Long lines, uncomfortable security procedures, cramped quarters and a fee for every extra service have made flying on U.S. commercial airlines less than luxurious. While I might complain about a delay from time to time, it’s been such a gradual chipping away of overall customer service, I had really forgotten how nice domestic travel used to be until my eyes were recently opened.
For our 20th wedding anniversary, my husband planned a surprise, kids-free trip to Italy last year. A cancelled flight on the way over stole our first planned day in Venice from us, but we were determined to put the rough start behind us and had an amazing tour. It wasn’t until we arrived at the airport in Nice, France, for the return flight home, did we learn that the Luftansa flight attendants were on strike, all their flights (including ours) were cancelled, and the Frankfurt airport was closed.

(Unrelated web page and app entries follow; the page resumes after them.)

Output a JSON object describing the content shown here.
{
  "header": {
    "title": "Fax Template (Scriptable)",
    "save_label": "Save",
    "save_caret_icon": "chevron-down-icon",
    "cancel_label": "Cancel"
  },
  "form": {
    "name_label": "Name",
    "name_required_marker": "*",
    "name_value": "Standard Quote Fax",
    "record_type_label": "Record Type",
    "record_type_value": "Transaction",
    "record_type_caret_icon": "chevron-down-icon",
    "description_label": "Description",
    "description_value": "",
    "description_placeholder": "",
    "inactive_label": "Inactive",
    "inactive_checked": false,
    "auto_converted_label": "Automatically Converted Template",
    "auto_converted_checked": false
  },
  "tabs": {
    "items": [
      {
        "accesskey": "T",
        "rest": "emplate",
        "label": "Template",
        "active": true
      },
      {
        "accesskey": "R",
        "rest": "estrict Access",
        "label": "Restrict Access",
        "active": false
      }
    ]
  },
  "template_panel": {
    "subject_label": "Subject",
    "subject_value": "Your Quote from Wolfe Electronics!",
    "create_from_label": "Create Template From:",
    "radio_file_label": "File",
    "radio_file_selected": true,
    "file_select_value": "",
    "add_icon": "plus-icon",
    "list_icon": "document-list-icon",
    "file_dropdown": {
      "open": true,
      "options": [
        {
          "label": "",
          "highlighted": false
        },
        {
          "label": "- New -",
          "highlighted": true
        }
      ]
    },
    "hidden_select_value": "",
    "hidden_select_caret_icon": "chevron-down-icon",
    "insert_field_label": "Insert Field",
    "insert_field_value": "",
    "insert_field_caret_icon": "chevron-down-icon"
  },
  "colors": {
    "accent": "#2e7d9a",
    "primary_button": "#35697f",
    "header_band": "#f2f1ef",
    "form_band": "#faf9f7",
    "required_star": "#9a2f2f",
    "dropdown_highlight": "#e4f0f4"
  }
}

After four hours, six lines and some very creative juggling, we scored the last two seats on a British Airways flight to London and a connecting flight on Air New Zealand to Los Angeles. Despite the fact that LAX wasn’t our original destination, we grabbed them, knowing at least we could rent a car and drive home from there.
I had never heard of Air New Zealand, and even though our seats were in the back row next to the bathroom, I didn’t care—I was grateful. Tired and weary, we boarded the plane and prepared ourselves for almost anything—anything but an incredible experience. First, the plane was spotless in way that makes you breathe deeply, and each row—even the back one—was roomy. As we settled our luggage in the overhead bins, we noted the mirrored panels on the bins’ ceilings to aide passengers in seeing and collecting all their belongings.

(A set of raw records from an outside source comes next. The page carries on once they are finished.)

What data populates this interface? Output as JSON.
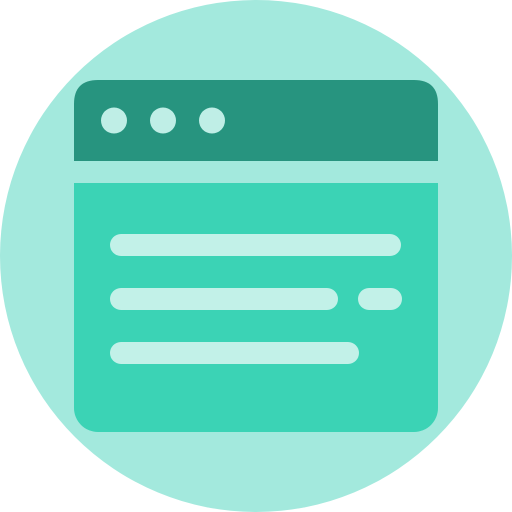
{
  "icon": {
    "name": "browser-window-icon",
    "colors": {
      "background_circle": "#A3E9DD",
      "title_bar": "#27947F",
      "window_body": "#3BD3B5",
      "dots": "#BFEEE6",
      "text_lines": "#C2F1E8"
    },
    "window_controls": [
      "dot",
      "dot",
      "dot"
    ],
    "content_lines": [
      "line",
      "line",
      "line",
      "short-line"
    ]
  }
}
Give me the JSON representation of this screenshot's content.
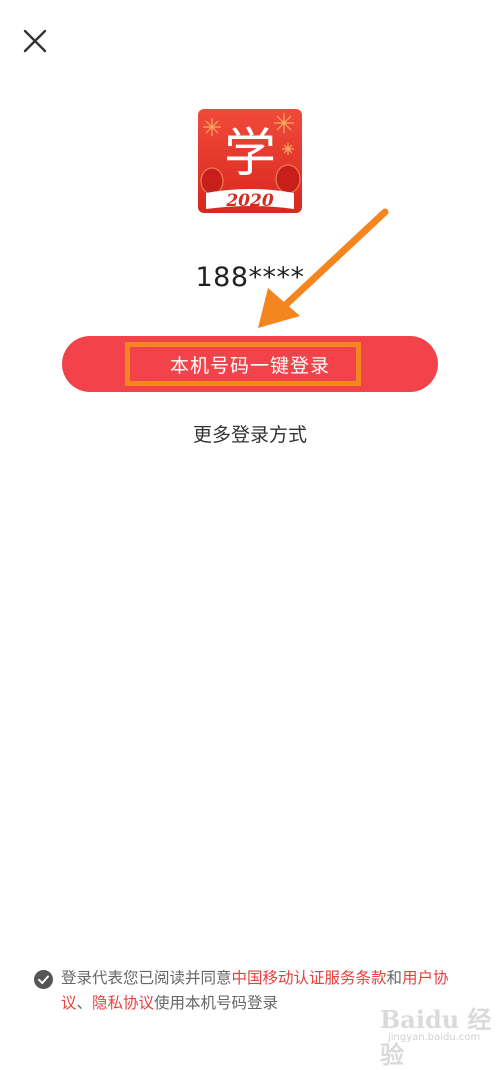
{
  "header": {
    "close_icon": "close-icon"
  },
  "app": {
    "logo_char": "学",
    "logo_year": "2020",
    "logo_colors": {
      "background": "#e8352d",
      "accent": "#f5d27a"
    }
  },
  "login": {
    "phone_number": "188****",
    "one_click_button_label": "本机号码一键登录",
    "more_options_label": "更多登录方式"
  },
  "annotation": {
    "highlight_color": "#f5851f",
    "arrow_color": "#f5851f"
  },
  "agreement": {
    "checked": true,
    "text_prefix": "登录代表您已阅读并同意",
    "link_terms": "中国移动认证服务条款",
    "text_and": "和",
    "link_user": "用户协议",
    "text_sep": "、",
    "link_privacy": "隐私协议",
    "text_suffix": "使用本机号码登录"
  },
  "watermark": {
    "brand": "Baidu 经验",
    "url": "jingyan.baidu.com"
  },
  "colors": {
    "primary_button": "#f2434a",
    "link": "#e8403f"
  }
}
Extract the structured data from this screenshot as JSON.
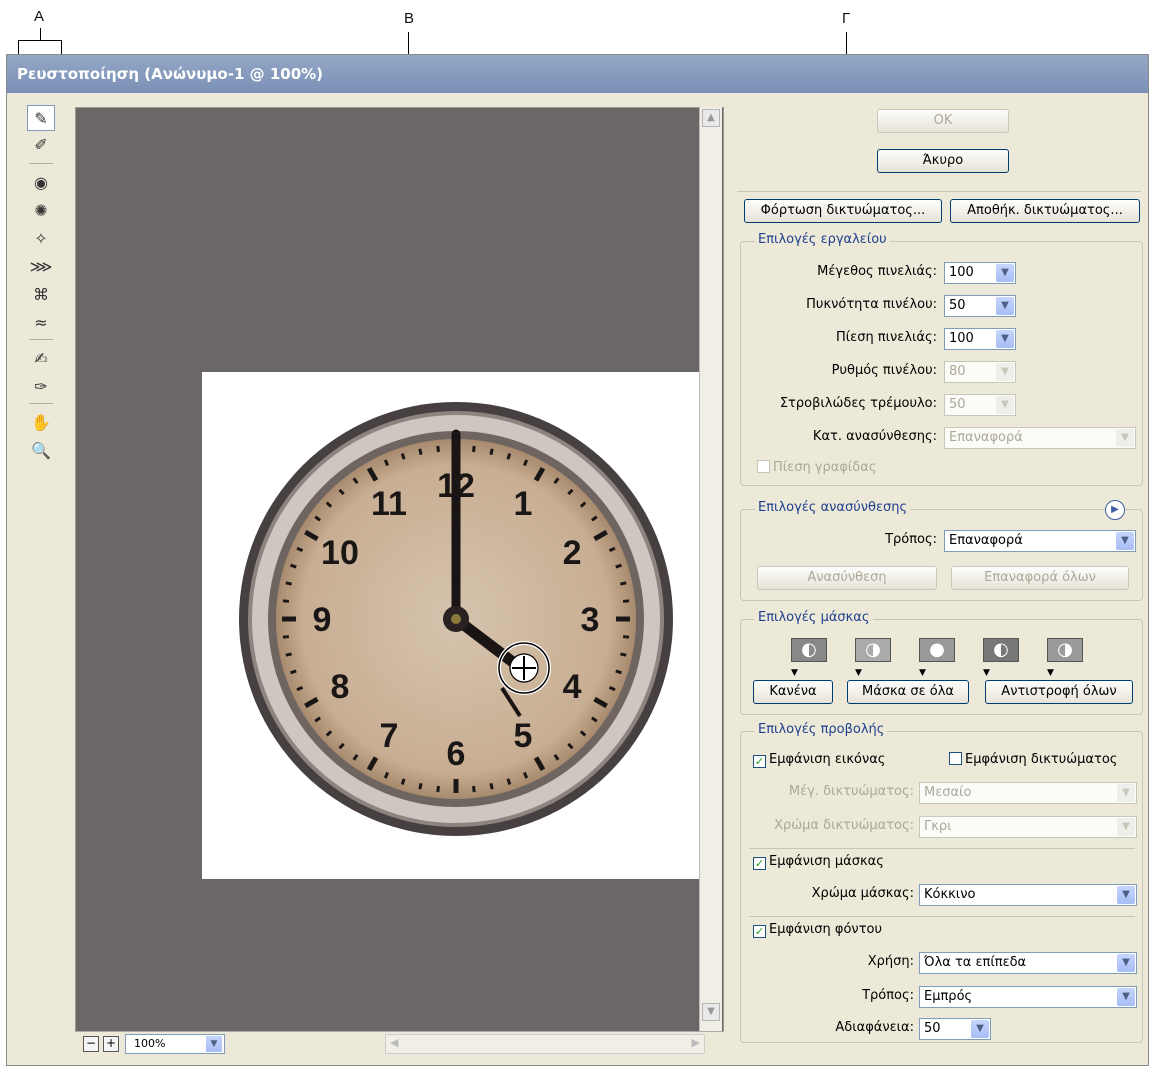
{
  "callouts": {
    "a": "A",
    "b": "B",
    "c": "Γ"
  },
  "window": {
    "title": "Ρευστοποίηση (Ανώνυμο-1 @ 100%)"
  },
  "tools": [
    {
      "name": "forward-warp-tool-icon",
      "glyph": "✎"
    },
    {
      "name": "reconstruct-tool-icon",
      "glyph": "✐"
    },
    {
      "name": "twirl-tool-icon",
      "glyph": "◉"
    },
    {
      "name": "pucker-tool-icon",
      "glyph": "✺"
    },
    {
      "name": "bloat-tool-icon",
      "glyph": "✧"
    },
    {
      "name": "push-left-tool-icon",
      "glyph": "⋙"
    },
    {
      "name": "mirror-tool-icon",
      "glyph": "⌘"
    },
    {
      "name": "turbulence-tool-icon",
      "glyph": "≈"
    },
    {
      "name": "freeze-mask-tool-icon",
      "glyph": "✍"
    },
    {
      "name": "thaw-mask-tool-icon",
      "glyph": "✑"
    },
    {
      "name": "hand-tool-icon",
      "glyph": "✋"
    },
    {
      "name": "zoom-tool-icon",
      "glyph": "🔍"
    }
  ],
  "statusbar": {
    "zoom": "100%"
  },
  "buttons": {
    "ok": "OK",
    "cancel": "Άκυρο",
    "load_mesh": "Φόρτωση δικτυώματος...",
    "save_mesh": "Αποθήκ. δικτυώματος..."
  },
  "tool_options": {
    "title": "Επιλογές εργαλείου",
    "brush_size": {
      "label": "Μέγεθος πινελιάς:",
      "value": "100"
    },
    "brush_density": {
      "label": "Πυκνότητα πινέλου:",
      "value": "50"
    },
    "brush_pressure": {
      "label": "Πίεση πινελιάς:",
      "value": "100"
    },
    "brush_rate": {
      "label": "Ρυθμός πινέλου:",
      "value": "80"
    },
    "turbulent_jitter": {
      "label": "Στροβιλώδες τρέμουλο:",
      "value": "50"
    },
    "reconstruct_mode": {
      "label": "Κατ. ανασύνθεσης:",
      "value": "Επαναφορά"
    },
    "stylus_pressure": "Πίεση γραφίδας"
  },
  "reconstruct_options": {
    "title": "Επιλογές ανασύνθεσης",
    "mode": {
      "label": "Τρόπος:",
      "value": "Επαναφορά"
    },
    "reconstruct": "Ανασύνθεση",
    "restore_all": "Επαναφορά όλων"
  },
  "mask_options": {
    "title": "Επιλογές μάσκας",
    "none": "Κανένα",
    "mask_all": "Μάσκα σε όλα",
    "invert_all": "Αντιστροφή όλων"
  },
  "view_options": {
    "title": "Επιλογές προβολής",
    "show_image": "Εμφάνιση εικόνας",
    "show_mesh": "Εμφάνιση δικτυώματος",
    "mesh_size": {
      "label": "Μέγ. δικτυώματος:",
      "value": "Μεσαίο"
    },
    "mesh_color": {
      "label": "Χρώμα δικτυώματος:",
      "value": "Γκρι"
    },
    "show_mask": "Εμφάνιση μάσκας",
    "mask_color": {
      "label": "Χρώμα μάσκας:",
      "value": "Κόκκινο"
    },
    "show_backdrop": "Εμφάνιση φόντου",
    "use": {
      "label": "Χρήση:",
      "value": "Όλα τα επίπεδα"
    },
    "mode": {
      "label": "Τρόπος:",
      "value": "Εμπρός"
    },
    "opacity": {
      "label": "Αδιαφάνεια:",
      "value": "50"
    }
  },
  "clock": {
    "numbers": [
      "12",
      "1",
      "2",
      "3",
      "4",
      "5",
      "6",
      "7",
      "8",
      "9",
      "10",
      "11"
    ]
  }
}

The flight attendants were in smart, crisp, colorful uniforms, which I later learned were designed by New Zealand fashion designer Trelise Cooper—and their fun and friendly personalities were the best accessory. The clever, animated safety video narrated by Ed O’Neill of <I>Modern Family<I> and Melanie Lynsky of <I>Two and a Half Men<I>, imparted the necessary information in a humorous way that insinuated they knew normal videos insulted your intelligence. (I later learned Air New Zealand has a host of award-winning, creatively themed safety videos, including one featuring <I>Lord of the Ring<I. characters and another with <I>Sports Illustrated<I> swimsuit models.)
Built into the back of each seat was a full-on entertainment center, loaded with entire television series, hundreds of movies and a library of video games, and they all were available for (wait for it) free! After flipping through all the options on the entertainment center, we realized not only could you listen into the cockpit and follow the flight, but you could digitally order something from the food and drink menu and have your flight attendant deliver it right to your seat.

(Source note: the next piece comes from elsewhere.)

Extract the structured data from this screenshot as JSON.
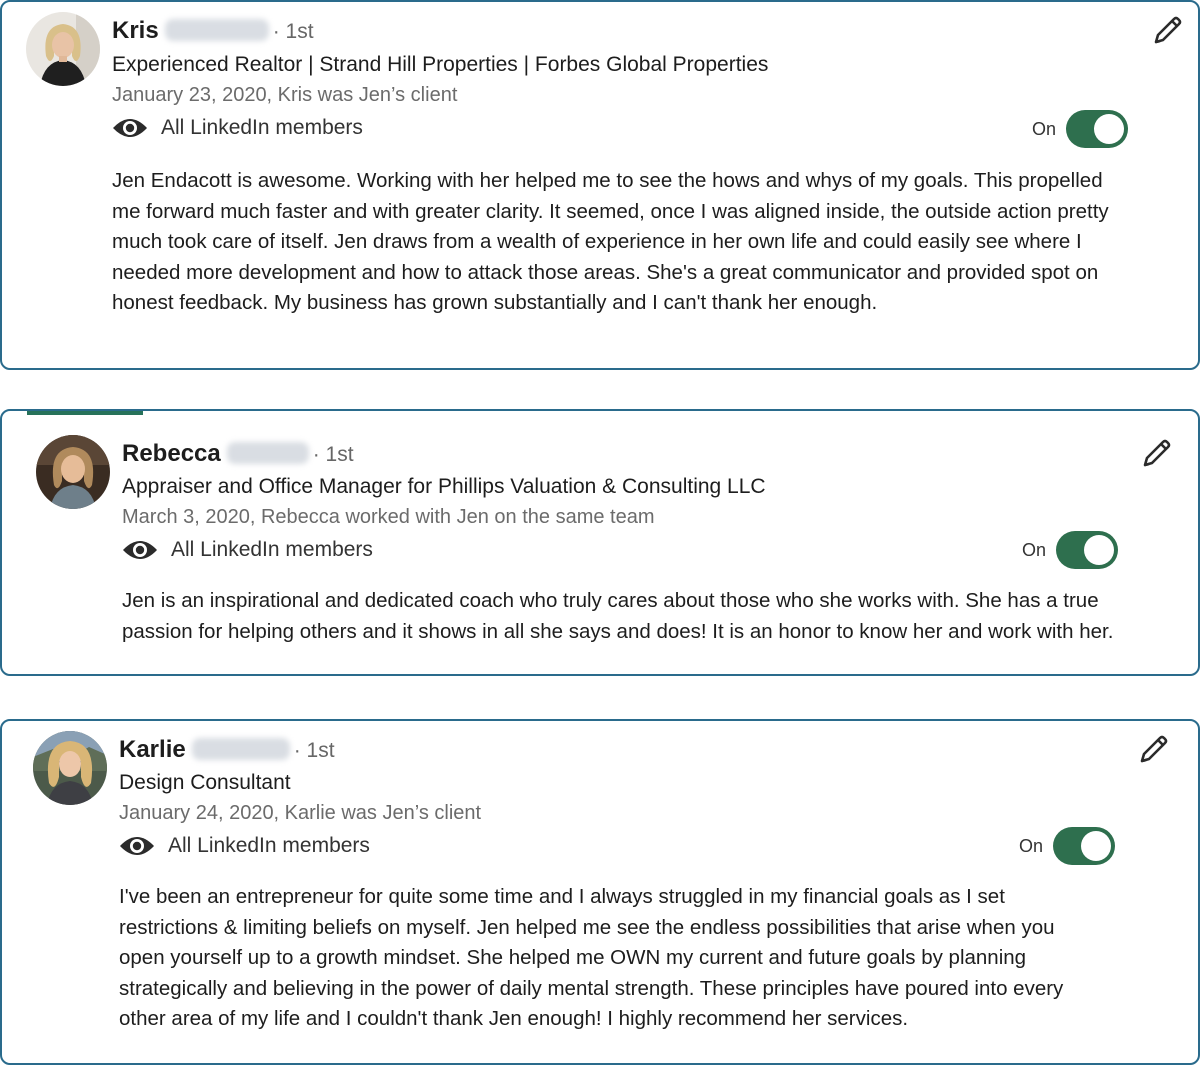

After a few hours, my husband disappeared to stretch his legs and sat back down next to me saying, “You’ve got to check out the bathroom.” While the size and the basic necessities of the bathroom were the same, it was decorated with the same tongue-in-cheek Air New Zealand humor. Classical music played over the speaker as a black and white wallpaper mural featured a crystal.
The entire flight represented the most enjoyable 13 hours of confinement we’ve ever spent, and for weeks as people asked us about our once-in-a-lifetime trip, we kept talking about the flight home. Just like Air New Zealand, there are a host of salons and spas who realize the best way to compete in today’s economy is to create an unforgettable experience for their guests each and every time. In our May feature, “The Age of the Guest Experience,” Experience Masters Eric Fisher, John DiJulius, Van Council and Kristi Valenzuela show you how to capture of competitive edge by surprising and delighting guests, how to design the experience right into the service, and how to keep your guests’ experiences memorable each and every time.